§ **Problem**
Where an image occurs, skip it and print the rest of the records verbatim.

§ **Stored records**

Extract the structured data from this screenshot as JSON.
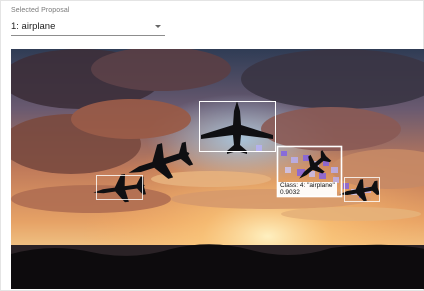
{
  "proposal_select": {
    "label": "Selected Proposal",
    "value": "1: airplane"
  },
  "detection": {
    "class_text": "Class: 4: \"airplane\"",
    "score_text": "0.9032"
  },
  "icons": {
    "dropdown": "chevron-down-icon"
  },
  "colors": {
    "box_stroke": "#ffffff",
    "heatmap": "#7a5cf0",
    "sky_top": "#3b4a63",
    "sun_glow": "#ffd58a"
  }
}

§ **Answer for the task**
Extract the structured data from this screenshot as JSON.
{
  "proposal_select": {
    "label": "Selected Proposal",
    "value": "1: airplane"
  },
  "detection": {
    "class_text": "Class: 4: \"airplane\"",
    "score_text": "0.9032"
  },
  "icons": {
    "dropdown": "chevron-down-icon"
  },
  "colors": {
    "box_stroke": "#ffffff",
    "heatmap": "#7a5cf0",
    "sky_top": "#3b4a63",
    "sun_glow": "#ffd58a"
  }
}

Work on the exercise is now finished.